### WORK TASK
Copy every entry precisely.

### Stored data entries
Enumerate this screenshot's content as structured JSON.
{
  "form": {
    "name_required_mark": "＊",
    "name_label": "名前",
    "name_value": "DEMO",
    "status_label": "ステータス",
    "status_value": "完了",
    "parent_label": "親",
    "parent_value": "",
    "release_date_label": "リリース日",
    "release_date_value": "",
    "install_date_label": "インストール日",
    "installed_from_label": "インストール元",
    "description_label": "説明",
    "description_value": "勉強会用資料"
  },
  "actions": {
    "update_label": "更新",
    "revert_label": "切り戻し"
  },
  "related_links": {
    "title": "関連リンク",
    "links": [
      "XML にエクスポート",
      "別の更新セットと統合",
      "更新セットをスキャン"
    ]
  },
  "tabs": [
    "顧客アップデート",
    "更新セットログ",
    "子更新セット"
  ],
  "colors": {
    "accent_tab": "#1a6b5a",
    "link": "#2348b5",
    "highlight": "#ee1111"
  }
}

### ANSWER BOX
Enumerate this screenshot's content as structured JSON.
{
  "form": {
    "name_required_mark": "＊",
    "name_label": "名前",
    "name_value": "DEMO",
    "status_label": "ステータス",
    "status_value": "完了",
    "parent_label": "親",
    "parent_value": "",
    "release_date_label": "リリース日",
    "release_date_value": "",
    "install_date_label": "インストール日",
    "installed_from_label": "インストール元",
    "description_label": "説明",
    "description_value": "勉強会用資料"
  },
  "actions": {
    "update_label": "更新",
    "revert_label": "切り戻し"
  },
  "related_links": {
    "title": "関連リンク",
    "links": [
      "XML にエクスポート",
      "別の更新セットと統合",
      "更新セットをスキャン"
    ]
  },
  "tabs": [
    "顧客アップデート",
    "更新セットログ",
    "子更新セット"
  ],
  "colors": {
    "accent_tab": "#1a6b5a",
    "link": "#2348b5",
    "highlight": "#ee1111"
  }
}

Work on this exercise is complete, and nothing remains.